And Higueras has endured more of that than most. The tennis elbow that caused him so much anguish in Paris had also plagued him through the three preceding tournaments. He made the finals of two of them. Then there were the 32 tournaments he played while ill with hepatitis. "Jose would get up in the morning and say, 'I feel awful,' " says his wife, Donna. "He looked awful, too, but he wouldn't see a doctor. He had yellow eyes and lost a lot of weight."
Higueras finally relented and saw a physician. On doctor's orders he spent three weeks in bed and took four months off from the tour. He returned to the circuit in January 1981, but the effects of the ailment lingered through the year, leaving him weak and with little stamina. His ranking, which had reached No. 9 at the end of 1979, fell to No. 38, and he seriously considered retiring.
By May 1982, though, Higueras was in the finals of the German Open, which is when he had his five-hour-plus match. He beat Peter McNamara 6-4, 7-6, 6-7, 3-6, 7-6, despite playing the last two sets with a broken blister the size of a quarter on the palm of his racket hand. "Pride is a huge factor with Jose," says Tucker.

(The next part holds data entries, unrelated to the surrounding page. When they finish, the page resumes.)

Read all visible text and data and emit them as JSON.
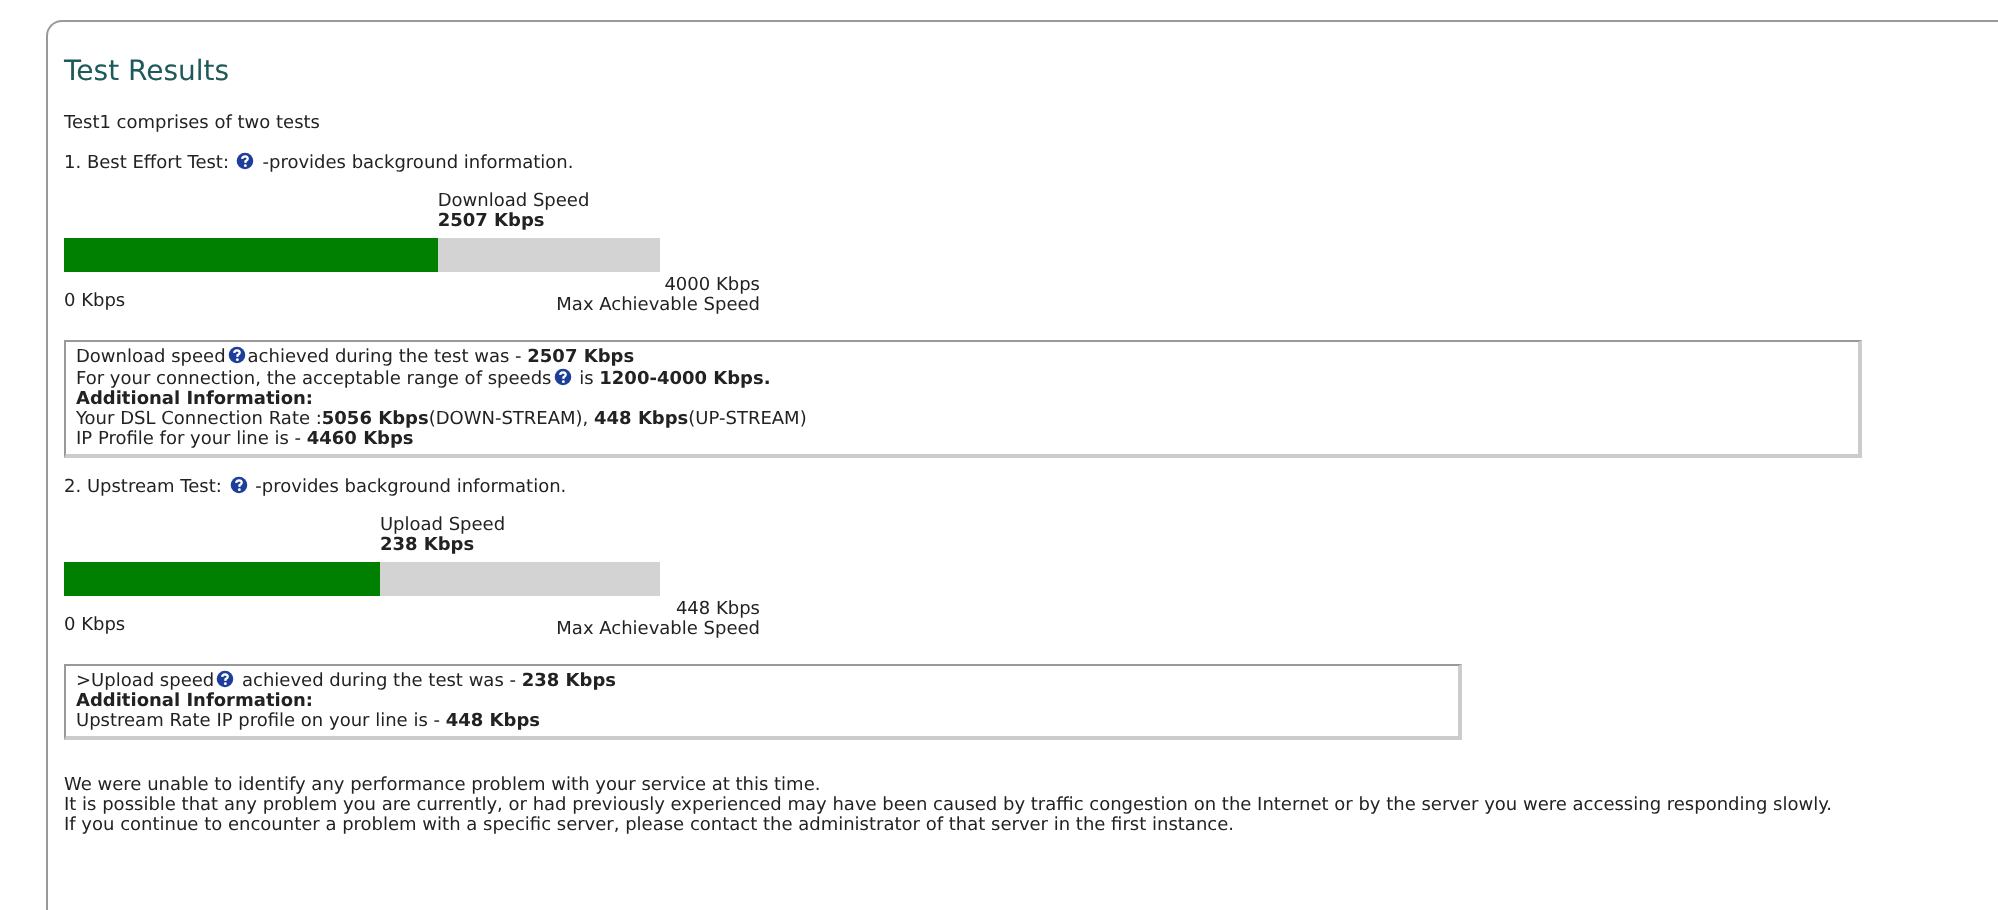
{
  "title": "Test Results",
  "intro": "Test1 comprises of two tests",
  "tests": [
    {
      "heading_before": "1. Best Effort Test:",
      "heading_after": "-provides background information.",
      "gauge_label": "Download  Speed",
      "gauge_value": "2507 Kbps",
      "level": 0.627,
      "min_label": "0 Kbps",
      "max_label": "4000 Kbps",
      "max_caption": "Max Achievable Speed",
      "info": [
        {
          "parts": [
            "Download speed",
            "achieved during the test was - **2507 Kbps**"
          ]
        },
        {
          "parts": [
            "For your connection, the acceptable range of speeds",
            " is **1200-4000 Kbps.**"
          ]
        },
        {
          "parts": [
            "**Additional Information:**"
          ]
        },
        {
          "parts": [
            "Your DSL Connection Rate :**5056 Kbps**(DOWN-STREAM), **448 Kbps**(UP-STREAM)"
          ]
        },
        {
          "parts": [
            "IP Profile for your line is - **4460 Kbps**"
          ]
        }
      ]
    },
    {
      "heading_before": "2. Upstream Test:",
      "heading_after": "-provides background information.",
      "gauge_label": "Upload Speed",
      "gauge_value": "238 Kbps",
      "level": 0.53,
      "min_label": "0 Kbps",
      "max_label": "448 Kbps",
      "max_caption": "Max Achievable Speed",
      "info": [
        {
          "parts": [
            ">Upload speed",
            " achieved during the test was - **238 Kbps**"
          ]
        },
        {
          "parts": [
            "**Additional Information:**"
          ]
        },
        {
          "parts": [
            "Upstream Rate IP profile on your line is - **448 Kbps**"
          ]
        }
      ]
    }
  ],
  "footer": [
    "We were unable to identify any performance problem with your service at this time.",
    "It is possible that any problem you are currently, or had previously experienced may have been caused by traffic congestion on the Internet or by the server you were accessing responding slowly.",
    "If you continue to encounter a problem with a specific server, please contact the administrator of that server in the first instance."
  ]
}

Huge enough to make him walk away from jeering crowds at the 1978 Italian Open. He was leading Italian demigod Adriano Panatta 6-0, 5-1 in the semis. It was raining beer cans and 100-lira pieces—on Higueras' side of the court. "They called me everything," he says, "even 'son of a whore.' I didn't understand them: I was playing good; it wasn't that Panatta was playing bad." Higueras raised a fist in defiance. "Maybe I was wrong, but what else could I do?" he asks. Angered by the crowd, the umpire left the court, saying he was no longer officiating a tennis match. Higueras followed and forfeited.
"Jose equates diplomacy with dishonesty," says Donna. That may be why the Spanish press has never been too kind to him. They may be a bit chagrined that their best player is a cautious, clay-court laborer with none of the fire and flair of flamenco. Higueras has never enjoyed anything approaching the national popularity of Manuel Santana, the only Spaniard to win Wimbledon. Higueras broke with Santana, his boyhood hero, in 1980 when Santana, then captain of the Spanish Davis Cup team, wouldn't support Higueras in a clash with their country's tennis authorities, who thought he was washed up and had dropped him from the squad. Higueras even ripped up all his old clippings that said Santana was his idol. He also vowed he'd never again play Davis Cup.
"Jose was always terribly independent," says Michael Larim, former vice-president of the Real Club de Tenis Barcelona 1899, where Higueras got his start as a ball boy. "He had his own ideas, and usually he kept his ideas to himself. Very often he thought everyone was against him, but it was all his imagination."
Larim, a prosperous Barcelona customs broker, takes credit for bringing Higueras to the club. Larim sits in a dimly lit office before a yellowing map of the world as it used to be. He chews on a Partagas cigar that precedes him by about three blocks. He never lights it. The Real Club, Larim points out, is the oldest such institution in Spain. "Jose has a way of thinking about life that is a bit different than that of ordinary people," he says. "Ah, but it is always easier to talk to a millionaire's son than to a boy who comes from humble origins."
In the kitchen of his sister's unexceptional Barcelona apartment, Higueras sips malta, the Spanish peasant coffee, and spoons up the last drops from a bowl of lentil soup. "I have a rule that I never leave any food on the plate," he says. "If I ask for it, I eat it." His mother, Pura, and sister, Maria, are still dressed in black in memory of Jose's father, Jordi, who died last June. "This isn't Hollywood," Higueras says. "Most of the world lives like this. Some people think you don't have to remember when you're poor, but I don't think I'm any more happy now that I have money. Not that my life has been easy. I've always had to do a little extra."